■ **Material for the task**
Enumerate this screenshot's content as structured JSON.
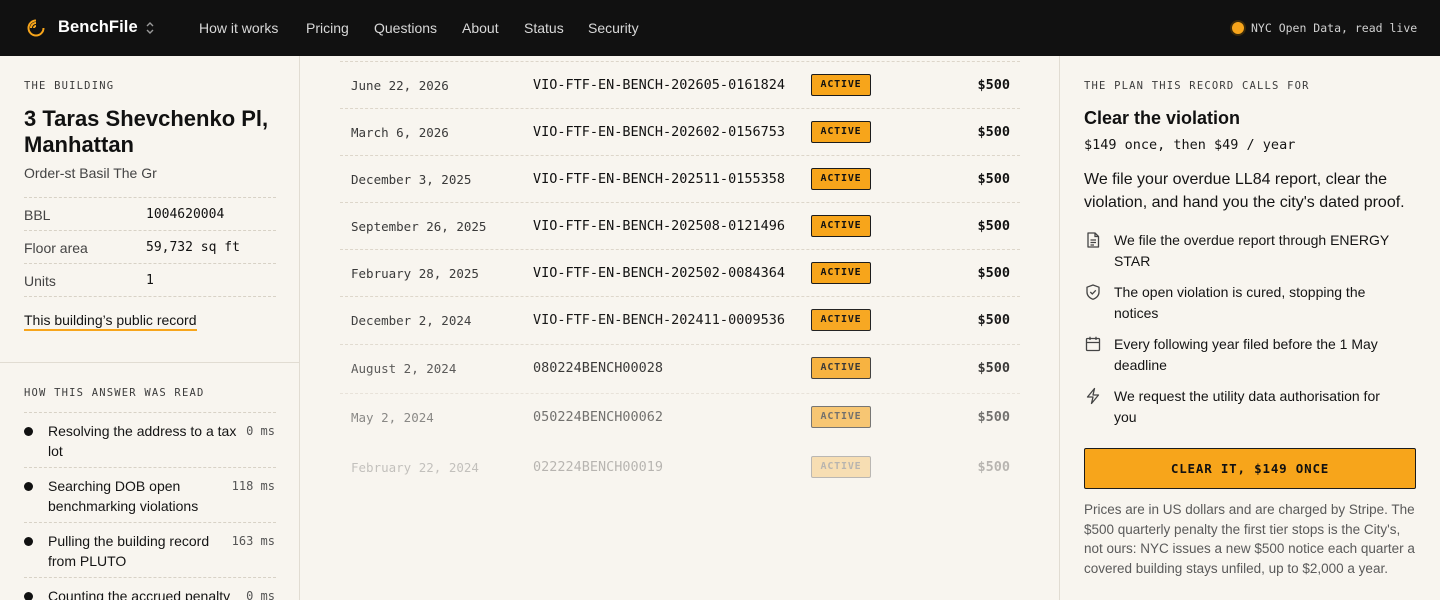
{
  "header": {
    "brand": "BenchFile",
    "nav": [
      "How it works",
      "Pricing",
      "Questions",
      "About",
      "Status",
      "Security"
    ],
    "status_text": "NYC Open Data, read live",
    "accent_color": "#f7a51b"
  },
  "building": {
    "eyebrow": "THE BUILDING",
    "title_line1": "3 Taras Shevchenko Pl,",
    "title_line2": "Manhattan",
    "subtitle": "Order-st Basil The Gr",
    "facts": [
      {
        "key": "BBL",
        "value": "1004620004"
      },
      {
        "key": "Floor area",
        "value": "59,732 sq ft"
      },
      {
        "key": "Units",
        "value": "1"
      }
    ],
    "record_link": "This building’s public record"
  },
  "reading": {
    "eyebrow": "HOW THIS ANSWER WAS READ",
    "steps": [
      {
        "label": "Resolving the address to a tax lot",
        "ms": "0 ms"
      },
      {
        "label": "Searching DOB open benchmarking violations",
        "ms": "118 ms"
      },
      {
        "label": "Pulling the building record from PLUTO",
        "ms": "163 ms"
      },
      {
        "label": "Counting the accrued penalty",
        "ms": "0 ms"
      }
    ]
  },
  "violations": [
    {
      "date": "June 22, 2026",
      "id": "VIO-FTF-EN-BENCH-202605-0161824",
      "status": "ACTIVE",
      "amount": "$500"
    },
    {
      "date": "March 6, 2026",
      "id": "VIO-FTF-EN-BENCH-202602-0156753",
      "status": "ACTIVE",
      "amount": "$500"
    },
    {
      "date": "December 3, 2025",
      "id": "VIO-FTF-EN-BENCH-202511-0155358",
      "status": "ACTIVE",
      "amount": "$500"
    },
    {
      "date": "September 26, 2025",
      "id": "VIO-FTF-EN-BENCH-202508-0121496",
      "status": "ACTIVE",
      "amount": "$500"
    },
    {
      "date": "February 28, 2025",
      "id": "VIO-FTF-EN-BENCH-202502-0084364",
      "status": "ACTIVE",
      "amount": "$500"
    },
    {
      "date": "December 2, 2024",
      "id": "VIO-FTF-EN-BENCH-202411-0009536",
      "status": "ACTIVE",
      "amount": "$500"
    },
    {
      "date": "August 2, 2024",
      "id": "080224BENCH00028",
      "status": "ACTIVE",
      "amount": "$500"
    },
    {
      "date": "May 2, 2024",
      "id": "050224BENCH00062",
      "status": "ACTIVE",
      "amount": "$500"
    },
    {
      "date": "February 22, 2024",
      "id": "022224BENCH00019",
      "status": "ACTIVE",
      "amount": "$500"
    }
  ],
  "plan": {
    "eyebrow": "THE PLAN THIS RECORD CALLS FOR",
    "title": "Clear the violation",
    "price": "$149 once, then $49 / year",
    "description": "We file your overdue LL84 report, clear the violation, and hand you the city's dated proof.",
    "features": [
      {
        "icon": "document-icon",
        "text": "We file the overdue report through ENERGY STAR"
      },
      {
        "icon": "shield-check-icon",
        "text": "The open violation is cured, stopping the notices"
      },
      {
        "icon": "calendar-icon",
        "text": "Every following year filed before the 1 May deadline"
      },
      {
        "icon": "lightning-icon",
        "text": "We request the utility data authorisation for you"
      }
    ],
    "cta": "CLEAR IT, $149 ONCE",
    "fine_print": "Prices are in US dollars and are charged by Stripe. The $500 quarterly penalty the first tier stops is the City's, not ours: NYC issues a new $500 notice each quarter a covered building stays unfiled, up to $2,000 a year."
  }
}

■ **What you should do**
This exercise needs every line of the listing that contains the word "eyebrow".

■ **Exercise response**
    "eyebrow": "THE BUILDING",
    "eyebrow": "HOW THIS ANSWER WAS READ",
    "eyebrow": "THE PLAN THIS RECORD CALLS FOR",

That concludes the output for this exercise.